In a trio of decisions, the several members of the Federal Circuit have expressed their disagreement with the court’s expansion of appellate jurisdiction to cover attorney malpractice cases that involve patent law issues.
- Landmark Screens, LLC v. Morgan Lewis & Bockius, LLP (Fed. Cir. 2012)(O’Malley, J., concurring);
- Byrne v. Wood, Herron & Evans, LLP (Fed. Cir. 2012)(O’Malley, J., joined by Wallach, J., dissenting from denial of the petition for en banc rehearing); and
- USPPS, Ltd. v. Avery Dennison Corp. (Fed. Cir. 2012)(O’Malley, J., joined by Mayer, J., concurring).
Attorney malpractice is a state law claim, but the Federal Circuit has (and thus the Federal Courts have) claimed exclusive jurisdiction over many patent prosecution related malpractice claims if the well-pled complaint requires the determination of a substantial issue of patent law.
In Minton v. Gunn, 355 S.W.3d 634 (Tex.2011), the Texas Supreme Court agreed with the Federal Circuit’s extension of jurisdiction, but made an interesting and important statement that Texas courts “are not bound by the holdings of the Federal Circuit.” This situation sets up the need for Supreme Court review.
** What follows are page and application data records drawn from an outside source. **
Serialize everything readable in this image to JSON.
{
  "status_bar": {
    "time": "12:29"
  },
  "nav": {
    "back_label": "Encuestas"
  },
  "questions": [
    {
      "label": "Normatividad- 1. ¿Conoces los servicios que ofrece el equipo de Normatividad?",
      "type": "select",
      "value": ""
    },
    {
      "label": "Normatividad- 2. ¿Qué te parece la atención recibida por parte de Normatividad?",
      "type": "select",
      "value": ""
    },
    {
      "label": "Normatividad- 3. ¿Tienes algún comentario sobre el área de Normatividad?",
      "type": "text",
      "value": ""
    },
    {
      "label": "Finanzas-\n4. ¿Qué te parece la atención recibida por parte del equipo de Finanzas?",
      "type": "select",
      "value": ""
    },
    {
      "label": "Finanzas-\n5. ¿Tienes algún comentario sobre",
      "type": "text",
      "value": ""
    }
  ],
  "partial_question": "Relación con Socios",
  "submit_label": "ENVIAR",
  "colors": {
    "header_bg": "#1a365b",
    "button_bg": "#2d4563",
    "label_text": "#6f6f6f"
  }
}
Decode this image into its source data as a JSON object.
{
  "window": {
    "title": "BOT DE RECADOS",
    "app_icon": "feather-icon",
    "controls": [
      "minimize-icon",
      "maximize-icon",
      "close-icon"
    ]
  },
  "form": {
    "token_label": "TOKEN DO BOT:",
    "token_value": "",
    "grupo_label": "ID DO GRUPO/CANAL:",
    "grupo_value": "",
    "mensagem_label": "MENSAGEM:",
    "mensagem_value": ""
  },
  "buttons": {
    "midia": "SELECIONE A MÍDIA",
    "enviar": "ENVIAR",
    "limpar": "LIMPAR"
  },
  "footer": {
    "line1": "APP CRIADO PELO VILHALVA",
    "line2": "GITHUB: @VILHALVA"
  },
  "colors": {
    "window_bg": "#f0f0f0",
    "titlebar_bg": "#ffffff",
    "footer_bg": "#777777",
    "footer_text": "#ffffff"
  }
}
Minton was a 5-3 decision. The dissenting justices argued that state courts should maintain jurisdiction over the case based on its application of the 2005 US Supreme Court case of Grable & Sons Metal Prods., Inc. v. Darue Eng’g & Mfg., 545 U.S. 308 (2005). In that case, the US Supreme Court held that federalism principles require a cautious and balanced approach to the removal of traditional state court claims to federal court.
The dissent in Minton wrote:
The Federal Circuit’s focus on this mandate [of uniformity] is understandable, but uniformity in patent law is not the be-all and end-all of jurisprudence. It must give way to the contours of federal question jurisdiction provided by the Supreme Court. See Grable. In turn, this Court has its own mandate, of at least equal importance to that of the Federal Circuit. We owe a duty to the people of this state to exercise the judicial power, see Tex. Const. art. V, §§ 1, 3, and that duty includes vital matters such as ensuring consistency and certainty in the civil law of the state, see Tex. Gov’t Code § 22.001, and regulating the practice of law, id. § 81.011(c). Accordingly, we should not risk the confusion and inconsistency that will result from having two sets of binding precedent in Texas legal malpractice law—one stemming from this Court and the other courts of this state, and another, entirely outside of our control after today’s opinion, developing under the direction of the Federal Circuit, largely uninformed by the deep roots of Texas jurisprudence and the requirements of the Texas Constitution.
This Court should not be quick to follow Federal Circuit case law that fails to follow the test set forth by the Supreme Court. Because this case fails to meet three of the four elements required by the Supreme Court for federal-element “arising under” jurisdiction, the court of appeals was correct when it held that exclusive federal patent jurisdiction does not lie here. I therefore respectfully dissent.
In a parallel 2011 case, an Illinois state appellate court held that Magnetek’s claim against Kirkland & Ellis for deficient representation in a patent litigation lawsuit did not arise under patent law. In that case, the court wrote that the largest patent law issue – whether the patent was enforceable or not – had already been decided by a separate court and therefore was not at issue in the case. Magnetek, Inc. v. Kirkland and Ellis, LLP, 954 N.E.2d 803 (Ill.App. 2011).
A petition to the Supreme Court is likely in at least one of these cases.